So how can they possibly assert that “real, genuine information” has only appeared at step 5? They even point out that “household” was a possibility. So there is no way to infer what the intended word is, let alone the intended meaning of the word. Not even reaching step 5 would be enough to know. And that’s the key point. The only way to know is if Price or Carter tell us what they intend to write down. However, this would end up in a circular argument. Step 5 is where “genuine information” is being added, because they have preemptively defined this as the step where “genuine information” is being added.
How would they apply this thinking to a genome… or a smaller segment like a gene? Even if they did, how would this not be circular as well? Well, here they try to apply this:
Mutations suffer from this same problem. But there’s an even bigger problem: in order to achieve a meaningful word in a stepwise fashion (let alone sentences or paragraphs), it requires foresight. I have to already know I want to say “house” before I begin typing the word. But in Neo-Darwinism, that is disallowed. Mutations must be random and unguided. Due to the sheer number of possible nonsense words, you cannot expect to achieve any meaningful results from a series of random mutations. What if you were told that each letter in the above example were being added at random? Would you believe it? Probably not, for this is, statistically and by all appearances, an entirely non random set of letters. This illustrates yet another issue: any series of mutations that produced a meaningful and functional outcome would then be rightly suspected, due to the issue of foresight, of not being random. Any instance of such a series of mutations producing something that is both genetically coherent as well as functional in the context of already existing code, would count as evidence of design, and against the idea that mutations are random.
We end up with the crux of the problem. Their concept of “information” of a genome is in reference to some unspecified goal that requires some foresight. A specific spot or region within the vast sequence space that is presumably the intention of a designer, and the only way for that goal to be reached is by a designer with foresight. However, this relies on the assumption that the sequences we see, or the sequences of our ancestors (going back to creation), were the goal. This is committing the Texas Sharpshooter fallacy… the name is in reference to someone seeing random bullet holes and draws a bullseye after the fact.

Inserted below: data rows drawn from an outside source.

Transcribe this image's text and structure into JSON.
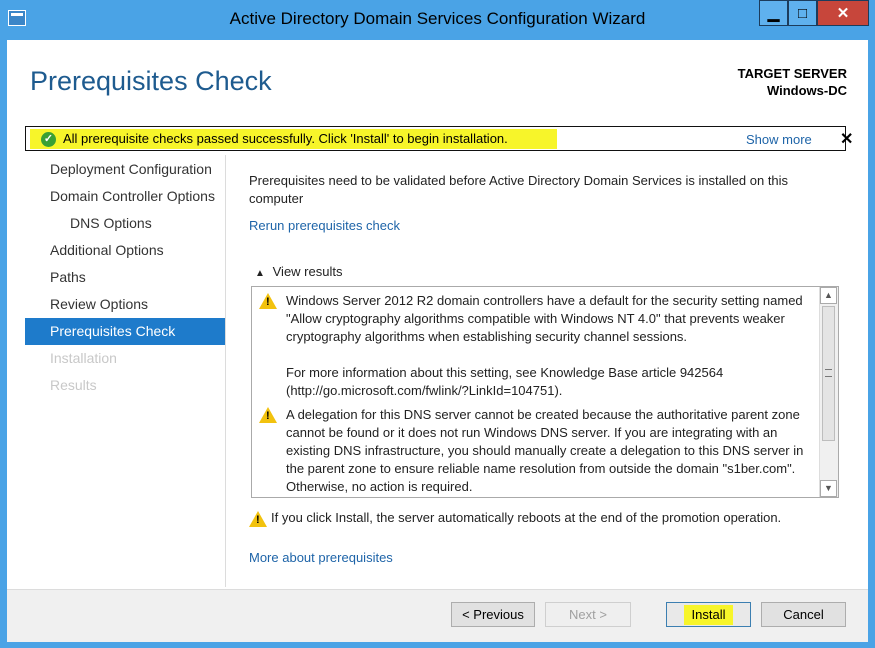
{
  "window": {
    "title": "Active Directory Domain Services Configuration Wizard",
    "controls": {
      "minimize": "▁",
      "maximize": "□",
      "close": "✕"
    }
  },
  "header": {
    "page_title": "Prerequisites Check",
    "target_label": "TARGET SERVER",
    "target_value": "Windows-DC"
  },
  "banner": {
    "icon": "check-circle-icon",
    "message": "All prerequisite checks passed successfully.  Click 'Install' to begin installation.",
    "show_more": "Show more",
    "close": "✕",
    "highlight_color": "#f7f52a"
  },
  "sidebar": {
    "items": [
      {
        "label": "Deployment Configuration",
        "state": "normal"
      },
      {
        "label": "Domain Controller Options",
        "state": "normal"
      },
      {
        "label": "DNS Options",
        "state": "sub"
      },
      {
        "label": "Additional Options",
        "state": "normal"
      },
      {
        "label": "Paths",
        "state": "normal"
      },
      {
        "label": "Review Options",
        "state": "normal"
      },
      {
        "label": "Prerequisites Check",
        "state": "active"
      },
      {
        "label": "Installation",
        "state": "disabled"
      },
      {
        "label": "Results",
        "state": "disabled"
      }
    ]
  },
  "main": {
    "intro": "Prerequisites need to be validated before Active Directory Domain Services is installed on this computer",
    "rerun_link": "Rerun prerequisites check",
    "view_results": "View results",
    "results": [
      {
        "icon": "warning-icon",
        "text": "Windows Server 2012 R2 domain controllers have a default for the security setting named \"Allow cryptography algorithms compatible with Windows NT 4.0\" that prevents weaker cryptography algorithms when establishing security channel sessions.\n\nFor more information about this setting, see Knowledge Base article 942564 (http://go.microsoft.com/fwlink/?LinkId=104751)."
      },
      {
        "icon": "warning-icon",
        "text": "A delegation for this DNS server cannot be created because the authoritative parent zone cannot be found or it does not run Windows DNS server. If you are integrating with an existing DNS infrastructure, you should manually create a delegation to this DNS server in the parent zone to ensure reliable name resolution from outside the domain \"s1ber.com\". Otherwise, no action is required."
      }
    ],
    "reboot_note": "If you click Install, the server automatically reboots at the end of the promotion operation.",
    "more_about_link": "More about prerequisites"
  },
  "footer": {
    "previous": "< Previous",
    "next": "Next >",
    "install": "Install",
    "cancel": "Cancel"
  },
  "colors": {
    "accent": "#1e7bcb",
    "title_blue": "#1e5b8f",
    "link": "#1e64a8",
    "highlight": "#f7f52a",
    "warning": "#f2c20e",
    "success": "#3aa035"
  }
}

That’s what they were previously doing with the step 5 of the HOUSE example (they drew a bullseye around step 5). They are also drawing a figurative bullseye around the original genomic sequence(s) which they believe Adam and Eve would have possessed, and that any deviation from this genome is missing the “goal”, and thereby a decline of “information”.
This is my best attempt at inferring what they mean by “information”. It is basically the distance of a sequence relative to the original spot in sequence space that was intended by their creator. The closer the sequence of a genome is to that spot, the more information this genome has. The further you move away from it, the less. But then again, this relies on the presumption of drawing this bullseye after the fact. It’s useless in a scientific discussion.